Excerpts from an interface dataset:
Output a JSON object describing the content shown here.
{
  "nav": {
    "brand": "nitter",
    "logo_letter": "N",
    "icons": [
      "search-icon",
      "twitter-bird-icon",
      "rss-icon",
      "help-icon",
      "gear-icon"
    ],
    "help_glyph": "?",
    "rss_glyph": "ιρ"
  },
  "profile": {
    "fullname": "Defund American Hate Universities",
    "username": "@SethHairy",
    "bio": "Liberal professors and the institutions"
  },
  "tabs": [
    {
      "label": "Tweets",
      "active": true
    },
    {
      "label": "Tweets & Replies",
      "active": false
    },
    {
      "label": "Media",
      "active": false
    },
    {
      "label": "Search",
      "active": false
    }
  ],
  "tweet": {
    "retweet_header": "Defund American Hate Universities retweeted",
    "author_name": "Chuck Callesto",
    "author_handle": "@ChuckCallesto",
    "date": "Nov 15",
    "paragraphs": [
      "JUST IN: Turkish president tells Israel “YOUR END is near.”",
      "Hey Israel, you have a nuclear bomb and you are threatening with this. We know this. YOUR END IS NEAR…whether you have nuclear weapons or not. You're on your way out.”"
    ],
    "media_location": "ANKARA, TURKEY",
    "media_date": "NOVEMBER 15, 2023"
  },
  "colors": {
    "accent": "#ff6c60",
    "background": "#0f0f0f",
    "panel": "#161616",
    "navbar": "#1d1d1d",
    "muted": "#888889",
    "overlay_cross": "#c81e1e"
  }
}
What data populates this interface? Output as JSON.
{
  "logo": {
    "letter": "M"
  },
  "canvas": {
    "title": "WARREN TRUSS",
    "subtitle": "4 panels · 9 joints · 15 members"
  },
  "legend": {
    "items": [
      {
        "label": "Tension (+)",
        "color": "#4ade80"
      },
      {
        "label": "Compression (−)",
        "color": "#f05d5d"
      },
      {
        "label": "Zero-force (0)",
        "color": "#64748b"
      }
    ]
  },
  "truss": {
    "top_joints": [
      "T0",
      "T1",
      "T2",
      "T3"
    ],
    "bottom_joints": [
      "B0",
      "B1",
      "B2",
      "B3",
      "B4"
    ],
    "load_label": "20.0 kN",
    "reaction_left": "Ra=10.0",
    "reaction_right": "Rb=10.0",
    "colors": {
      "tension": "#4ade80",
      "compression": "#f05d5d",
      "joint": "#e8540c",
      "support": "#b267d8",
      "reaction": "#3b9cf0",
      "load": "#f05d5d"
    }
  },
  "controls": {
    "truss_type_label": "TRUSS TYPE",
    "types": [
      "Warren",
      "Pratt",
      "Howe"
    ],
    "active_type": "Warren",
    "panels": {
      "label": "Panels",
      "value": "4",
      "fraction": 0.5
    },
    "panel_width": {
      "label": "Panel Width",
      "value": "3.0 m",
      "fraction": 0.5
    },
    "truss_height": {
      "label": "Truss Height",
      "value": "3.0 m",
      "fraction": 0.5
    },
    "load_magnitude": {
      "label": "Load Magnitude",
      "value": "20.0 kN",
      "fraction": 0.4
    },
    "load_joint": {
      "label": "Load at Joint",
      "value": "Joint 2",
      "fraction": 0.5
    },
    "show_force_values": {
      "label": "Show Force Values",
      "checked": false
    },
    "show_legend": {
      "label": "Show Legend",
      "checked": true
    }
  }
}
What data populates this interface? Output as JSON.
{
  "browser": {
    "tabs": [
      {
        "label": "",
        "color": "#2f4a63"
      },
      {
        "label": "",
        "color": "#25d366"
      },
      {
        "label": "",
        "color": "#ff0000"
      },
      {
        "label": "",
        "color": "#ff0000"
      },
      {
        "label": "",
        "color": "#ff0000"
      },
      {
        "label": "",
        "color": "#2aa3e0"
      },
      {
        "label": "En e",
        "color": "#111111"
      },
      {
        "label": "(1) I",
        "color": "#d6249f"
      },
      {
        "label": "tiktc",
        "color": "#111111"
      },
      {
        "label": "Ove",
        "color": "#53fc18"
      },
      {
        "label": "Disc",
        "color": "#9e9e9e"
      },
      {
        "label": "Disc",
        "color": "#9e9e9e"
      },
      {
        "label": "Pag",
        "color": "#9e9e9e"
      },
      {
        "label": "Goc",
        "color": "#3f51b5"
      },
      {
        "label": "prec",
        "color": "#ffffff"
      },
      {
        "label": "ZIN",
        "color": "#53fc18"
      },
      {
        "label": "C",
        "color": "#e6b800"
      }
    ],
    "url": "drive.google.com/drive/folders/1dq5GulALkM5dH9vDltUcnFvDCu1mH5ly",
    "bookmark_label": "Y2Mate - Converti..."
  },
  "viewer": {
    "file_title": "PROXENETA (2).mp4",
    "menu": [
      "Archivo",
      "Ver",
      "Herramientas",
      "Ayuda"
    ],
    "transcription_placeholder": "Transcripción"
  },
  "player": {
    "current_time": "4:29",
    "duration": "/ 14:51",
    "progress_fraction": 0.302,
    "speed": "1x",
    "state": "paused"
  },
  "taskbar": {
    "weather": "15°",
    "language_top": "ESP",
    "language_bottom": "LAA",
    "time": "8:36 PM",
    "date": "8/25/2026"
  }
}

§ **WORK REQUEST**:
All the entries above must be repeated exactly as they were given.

§ **RESULT OF THE TASK**:
Output a JSON object describing the content shown here.
{
  "nav": {
    "brand": "nitter",
    "logo_letter": "N",
    "icons": [
      "search-icon",
      "twitter-bird-icon",
      "rss-icon",
      "help-icon",
      "gear-icon"
    ],
    "help_glyph": "?",
    "rss_glyph": "ιρ"
  },
  "profile": {
    "fullname": "Defund American Hate Universities",
    "username": "@SethHairy",
    "bio": "Liberal professors and the institutions"
  },
  "tabs": [
    {
      "label": "Tweets",
      "active": true
    },
    {
      "label": "Tweets & Replies",
      "active": false
    },
    {
      "label": "Media",
      "active": false
    },
    {
      "label": "Search",
      "active": false
    }
  ],
  "tweet": {
    "retweet_header": "Defund American Hate Universities retweeted",
    "author_name": "Chuck Callesto",
    "author_handle": "@ChuckCallesto",
    "date": "Nov 15",
    "paragraphs": [
      "JUST IN: Turkish president tells Israel “YOUR END is near.”",
      "Hey Israel, you have a nuclear bomb and you are threatening with this. We know this. YOUR END IS NEAR…whether you have nuclear weapons or not. You're on your way out.”"
    ],
    "media_location": "ANKARA, TURKEY",
    "media_date": "NOVEMBER 15, 2023"
  },
  "colors": {
    "accent": "#ff6c60",
    "background": "#0f0f0f",
    "panel": "#161616",
    "navbar": "#1d1d1d",
    "muted": "#888889",
    "overlay_cross": "#c81e1e"
  }
}
What data populates this interface? Output as JSON.
{
  "logo": {
    "letter": "M"
  },
  "canvas": {
    "title": "WARREN TRUSS",
    "subtitle": "4 panels · 9 joints · 15 members"
  },
  "legend": {
    "items": [
      {
        "label": "Tension (+)",
        "color": "#4ade80"
      },
      {
        "label": "Compression (−)",
        "color": "#f05d5d"
      },
      {
        "label": "Zero-force (0)",
        "color": "#64748b"
      }
    ]
  },
  "truss": {
    "top_joints": [
      "T0",
      "T1",
      "T2",
      "T3"
    ],
    "bottom_joints": [
      "B0",
      "B1",
      "B2",
      "B3",
      "B4"
    ],
    "load_label": "20.0 kN",
    "reaction_left": "Ra=10.0",
    "reaction_right": "Rb=10.0",
    "colors": {
      "tension": "#4ade80",
      "compression": "#f05d5d",
      "joint": "#e8540c",
      "support": "#b267d8",
      "reaction": "#3b9cf0",
      "load": "#f05d5d"
    }
  },
  "controls": {
    "truss_type_label": "TRUSS TYPE",
    "types": [
      "Warren",
      "Pratt",
      "Howe"
    ],
    "active_type": "Warren",
    "panels": {
      "label": "Panels",
      "value": "4",
      "fraction": 0.5
    },
    "panel_width": {
      "label": "Panel Width",
      "value": "3.0 m",
      "fraction": 0.5
    },
    "truss_height": {
      "label": "Truss Height",
      "value": "3.0 m",
      "fraction": 0.5
    },
    "load_magnitude": {
      "label": "Load Magnitude",
      "value": "20.0 kN",
      "fraction": 0.4
    },
    "load_joint": {
      "label": "Load at Joint",
      "value": "Joint 2",
      "fraction": 0.5
    },
    "show_force_values": {
      "label": "Show Force Values",
      "checked": false
    },
    "show_legend": {
      "label": "Show Legend",
      "checked": true
    }
  }
}
What data populates this interface? Output as JSON.
{
  "browser": {
    "tabs": [
      {
        "label": "",
        "color": "#2f4a63"
      },
      {
        "label": "",
        "color": "#25d366"
      },
      {
        "label": "",
        "color": "#ff0000"
      },
      {
        "label": "",
        "color": "#ff0000"
      },
      {
        "label": "",
        "color": "#ff0000"
      },
      {
        "label": "",
        "color": "#2aa3e0"
      },
      {
        "label": "En e",
        "color": "#111111"
      },
      {
        "label": "(1) I",
        "color": "#d6249f"
      },
      {
        "label": "tiktc",
        "color": "#111111"
      },
      {
        "label": "Ove",
        "color": "#53fc18"
      },
      {
        "label": "Disc",
        "color": "#9e9e9e"
      },
      {
        "label": "Disc",
        "color": "#9e9e9e"
      },
      {
        "label": "Pag",
        "color": "#9e9e9e"
      },
      {
        "label": "Goc",
        "color": "#3f51b5"
      },
      {
        "label": "prec",
        "color": "#ffffff"
      },
      {
        "label": "ZIN",
        "color": "#53fc18"
      },
      {
        "label": "C",
        "color": "#e6b800"
      }
    ],
    "url": "drive.google.com/drive/folders/1dq5GulALkM5dH9vDltUcnFvDCu1mH5ly",
    "bookmark_label": "Y2Mate - Converti..."
  },
  "viewer": {
    "file_title": "PROXENETA (2).mp4",
    "menu": [
      "Archivo",
      "Ver",
      "Herramientas",
      "Ayuda"
    ],
    "transcription_placeholder": "Transcripción"
  },
  "player": {
    "current_time": "4:29",
    "duration": "/ 14:51",
    "progress_fraction": 0.302,
    "speed": "1x",
    "state": "paused"
  },
  "taskbar": {
    "weather": "15°",
    "language_top": "ESP",
    "language_bottom": "LAA",
    "time": "8:36 PM",
    "date": "8/25/2026"
  }
}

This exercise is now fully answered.